Material for the task:
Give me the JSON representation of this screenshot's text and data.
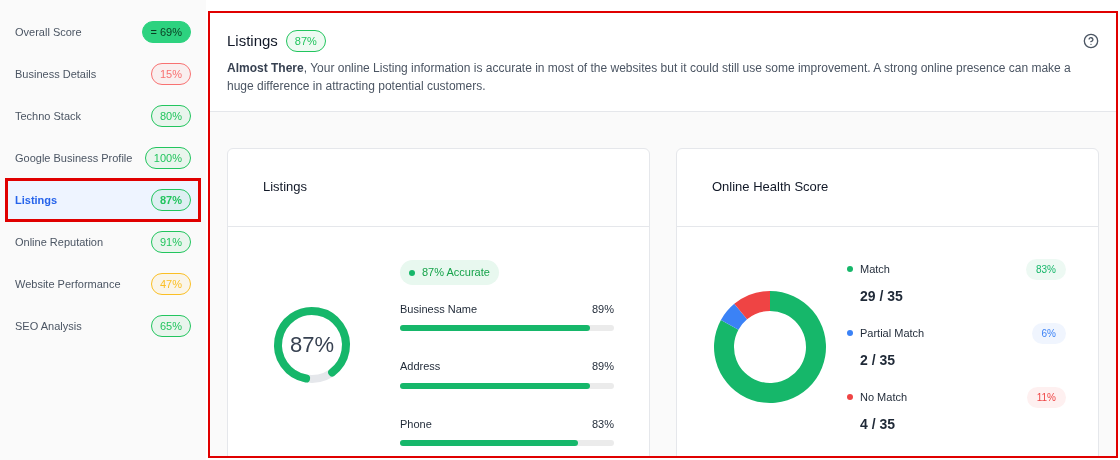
{
  "sidebar": {
    "items": [
      {
        "label": "Overall Score",
        "badge": "= 69%",
        "kind": "solid",
        "color": "#2dd27f",
        "selected": false
      },
      {
        "label": "Business Details",
        "badge": "15%",
        "kind": "outline",
        "color": "#f87171",
        "selected": false
      },
      {
        "label": "Techno Stack",
        "badge": "80%",
        "kind": "outline",
        "color": "#22c55e",
        "selected": false
      },
      {
        "label": "Google Business Profile",
        "badge": "100%",
        "kind": "outline",
        "color": "#22c55e",
        "selected": false
      },
      {
        "label": "Listings",
        "badge": "87%",
        "kind": "outline",
        "color": "#22c55e",
        "selected": true
      },
      {
        "label": "Online Reputation",
        "badge": "91%",
        "kind": "outline",
        "color": "#22c55e",
        "selected": false
      },
      {
        "label": "Website Performance",
        "badge": "47%",
        "kind": "outline",
        "color": "#fbbf24",
        "selected": false
      },
      {
        "label": "SEO Analysis",
        "badge": "65%",
        "kind": "outline",
        "color": "#22c55e",
        "selected": false
      }
    ]
  },
  "panel": {
    "title": "Listings",
    "badge": "87%",
    "lead": "Almost There",
    "description": ", Your online Listing information is accurate in most of the websites but it could still use some improvement. A strong online presence can make a huge difference in attracting potential customers.",
    "listings_card": {
      "title": "Listings",
      "gauge": {
        "reading": "87%"
      },
      "accuracy": "87% Accurate",
      "fields": [
        {
          "name": "Business Name",
          "reading": "89%",
          "level": 0.89
        },
        {
          "name": "Address",
          "reading": "89%",
          "level": 0.89
        },
        {
          "name": "Phone",
          "reading": "83%",
          "level": 0.83
        }
      ]
    },
    "health_card": {
      "title": "Online Health Score",
      "chart_data": {
        "type": "donut",
        "values": [
          83,
          6,
          11
        ]
      },
      "legend": [
        {
          "label": "Match",
          "count": "29 / 35",
          "badge": "83%",
          "color": "#16b76a"
        },
        {
          "label": "Partial Match",
          "count": "2 / 35",
          "badge": "6%",
          "color": "#3b82f6"
        },
        {
          "label": "No Match",
          "count": "4 / 35",
          "badge": "11%",
          "color": "#ef4444"
        }
      ]
    }
  }
}
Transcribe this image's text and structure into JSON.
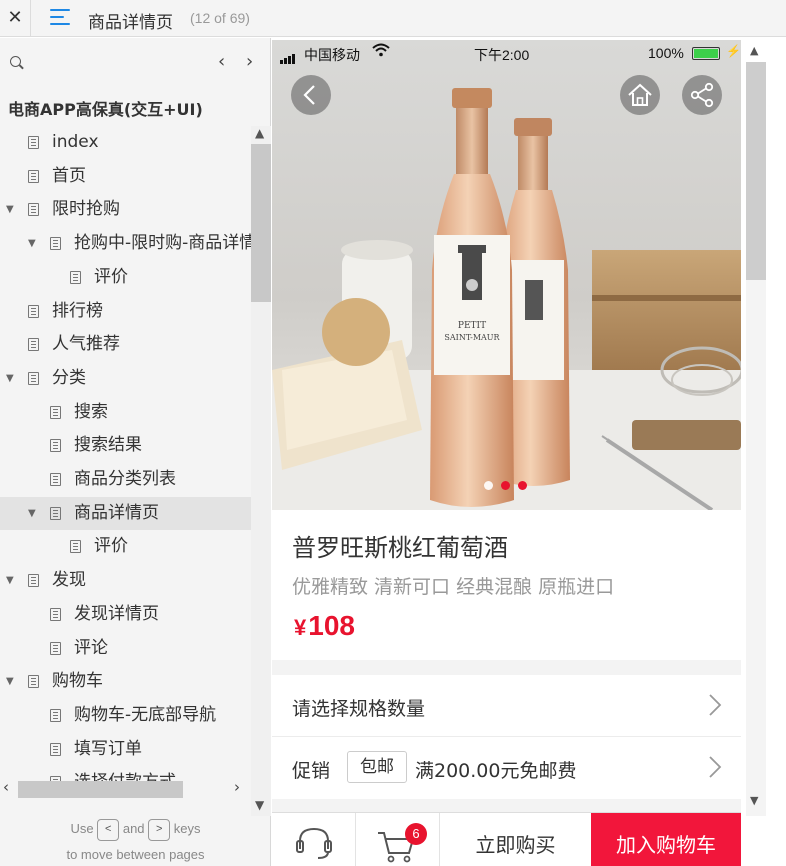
{
  "topbar": {
    "close_label": "✕",
    "title": "商品详情页",
    "page_count": "(12 of 69)"
  },
  "sidebar": {
    "project_title": "电商APP高保真(交互+UI)",
    "items": [
      {
        "label": "index",
        "level": 0,
        "caret": false
      },
      {
        "label": "首页",
        "level": 0,
        "caret": false
      },
      {
        "label": "限时抢购",
        "level": 0,
        "caret": true
      },
      {
        "label": "抢购中-限时购-商品详情",
        "level": 1,
        "caret": true
      },
      {
        "label": "评价",
        "level": 2,
        "caret": false
      },
      {
        "label": "排行榜",
        "level": 0,
        "caret": false
      },
      {
        "label": "人气推荐",
        "level": 0,
        "caret": false
      },
      {
        "label": "分类",
        "level": 0,
        "caret": true
      },
      {
        "label": "搜索",
        "level": 1,
        "caret": false
      },
      {
        "label": "搜索结果",
        "level": 1,
        "caret": false
      },
      {
        "label": "商品分类列表",
        "level": 1,
        "caret": false
      },
      {
        "label": "商品详情页",
        "level": 1,
        "caret": true,
        "active": true
      },
      {
        "label": "评价",
        "level": 2,
        "caret": false
      },
      {
        "label": "发现",
        "level": 0,
        "caret": true
      },
      {
        "label": "发现详情页",
        "level": 1,
        "caret": false
      },
      {
        "label": "评论",
        "level": 1,
        "caret": false
      },
      {
        "label": "购物车",
        "level": 0,
        "caret": true
      },
      {
        "label": "购物车-无底部导航",
        "level": 1,
        "caret": false
      },
      {
        "label": "填写订单",
        "level": 1,
        "caret": false
      },
      {
        "label": "选择付款方式",
        "level": 1,
        "caret": false
      }
    ],
    "hint_use": "Use",
    "hint_and": "and",
    "hint_keys": "keys",
    "hint_line2": "to move between pages",
    "key_prev": "<",
    "key_next": ">"
  },
  "phone": {
    "carrier": "中国移动",
    "time": "下午2:00",
    "battery": "100%",
    "product_name": "普罗旺斯桃红葡萄酒",
    "product_subtitle": "优雅精致 清新可口 经典混酿 原瓶进口",
    "price_symbol": "¥",
    "price": "108",
    "spec_label": "请选择规格数量",
    "promo_label": "促销",
    "promo_tag": "包邮",
    "promo_text": "满200.00元免邮费",
    "cart_badge": "6",
    "buy_now": "立即购买",
    "add_cart": "加入购物车",
    "bottle_label_1": "PETIT",
    "bottle_label_2": "SAINT-MAUR",
    "carousel_dots": 3,
    "carousel_active": 0
  },
  "colors": {
    "accent_red": "#e8132e",
    "add_cart_bg": "#f2163b",
    "menu_blue": "#1e88e5",
    "battery_green": "#3cd04a"
  }
}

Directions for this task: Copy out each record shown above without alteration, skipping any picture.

Answer below:
Give me the JSON representation of this screenshot's text and data.
{
  "sidebar": {
    "items": [
      {
        "label": "Overall Score",
        "badge": "= 69%",
        "kind": "solid",
        "color": "#2dd27f",
        "selected": false
      },
      {
        "label": "Business Details",
        "badge": "15%",
        "kind": "outline",
        "color": "#f87171",
        "selected": false
      },
      {
        "label": "Techno Stack",
        "badge": "80%",
        "kind": "outline",
        "color": "#22c55e",
        "selected": false
      },
      {
        "label": "Google Business Profile",
        "badge": "100%",
        "kind": "outline",
        "color": "#22c55e",
        "selected": false
      },
      {
        "label": "Listings",
        "badge": "87%",
        "kind": "outline",
        "color": "#22c55e",
        "selected": true
      },
      {
        "label": "Online Reputation",
        "badge": "91%",
        "kind": "outline",
        "color": "#22c55e",
        "selected": false
      },
      {
        "label": "Website Performance",
        "badge": "47%",
        "kind": "outline",
        "color": "#fbbf24",
        "selected": false
      },
      {
        "label": "SEO Analysis",
        "badge": "65%",
        "kind": "outline",
        "color": "#22c55e",
        "selected": false
      }
    ]
  },
  "panel": {
    "title": "Listings",
    "badge": "87%",
    "lead": "Almost There",
    "description": ", Your online Listing information is accurate in most of the websites but it could still use some improvement. A strong online presence can make a huge difference in attracting potential customers.",
    "listings_card": {
      "title": "Listings",
      "gauge": {
        "reading": "87%"
      },
      "accuracy": "87% Accurate",
      "fields": [
        {
          "name": "Business Name",
          "reading": "89%",
          "level": 0.89
        },
        {
          "name": "Address",
          "reading": "89%",
          "level": 0.89
        },
        {
          "name": "Phone",
          "reading": "83%",
          "level": 0.83
        }
      ]
    },
    "health_card": {
      "title": "Online Health Score",
      "chart_data": {
        "type": "donut",
        "values": [
          83,
          6,
          11
        ]
      },
      "legend": [
        {
          "label": "Match",
          "count": "29 / 35",
          "badge": "83%",
          "color": "#16b76a"
        },
        {
          "label": "Partial Match",
          "count": "2 / 35",
          "badge": "6%",
          "color": "#3b82f6"
        },
        {
          "label": "No Match",
          "count": "4 / 35",
          "badge": "11%",
          "color": "#ef4444"
        }
      ]
    }
  }
}
Transcribe this image's text and structure into JSON.
{
  "topbar": {
    "close_label": "✕",
    "title": "商品详情页",
    "page_count": "(12 of 69)"
  },
  "sidebar": {
    "project_title": "电商APP高保真(交互+UI)",
    "items": [
      {
        "label": "index",
        "level": 0,
        "caret": false
      },
      {
        "label": "首页",
        "level": 0,
        "caret": false
      },
      {
        "label": "限时抢购",
        "level": 0,
        "caret": true
      },
      {
        "label": "抢购中-限时购-商品详情",
        "level": 1,
        "caret": true
      },
      {
        "label": "评价",
        "level": 2,
        "caret": false
      },
      {
        "label": "排行榜",
        "level": 0,
        "caret": false
      },
      {
        "label": "人气推荐",
        "level": 0,
        "caret": false
      },
      {
        "label": "分类",
        "level": 0,
        "caret": true
      },
      {
        "label": "搜索",
        "level": 1,
        "caret": false
      },
      {
        "label": "搜索结果",
        "level": 1,
        "caret": false
      },
      {
        "label": "商品分类列表",
        "level": 1,
        "caret": false
      },
      {
        "label": "商品详情页",
        "level": 1,
        "caret": true,
        "active": true
      },
      {
        "label": "评价",
        "level": 2,
        "caret": false
      },
      {
        "label": "发现",
        "level": 0,
        "caret": true
      },
      {
        "label": "发现详情页",
        "level": 1,
        "caret": false
      },
      {
        "label": "评论",
        "level": 1,
        "caret": false
      },
      {
        "label": "购物车",
        "level": 0,
        "caret": true
      },
      {
        "label": "购物车-无底部导航",
        "level": 1,
        "caret": false
      },
      {
        "label": "填写订单",
        "level": 1,
        "caret": false
      },
      {
        "label": "选择付款方式",
        "level": 1,
        "caret": false
      }
    ],
    "hint_use": "Use",
    "hint_and": "and",
    "hint_keys": "keys",
    "hint_line2": "to move between pages",
    "key_prev": "<",
    "key_next": ">"
  },
  "phone": {
    "carrier": "中国移动",
    "time": "下午2:00",
    "battery": "100%",
    "product_name": "普罗旺斯桃红葡萄酒",
    "product_subtitle": "优雅精致 清新可口 经典混酿 原瓶进口",
    "price_symbol": "¥",
    "price": "108",
    "spec_label": "请选择规格数量",
    "promo_label": "促销",
    "promo_tag": "包邮",
    "promo_text": "满200.00元免邮费",
    "cart_badge": "6",
    "buy_now": "立即购买",
    "add_cart": "加入购物车",
    "bottle_label_1": "PETIT",
    "bottle_label_2": "SAINT-MAUR",
    "carousel_dots": 3,
    "carousel_active": 0
  },
  "colors": {
    "accent_red": "#e8132e",
    "add_cart_bg": "#f2163b",
    "menu_blue": "#1e88e5",
    "battery_green": "#3cd04a"
  }
}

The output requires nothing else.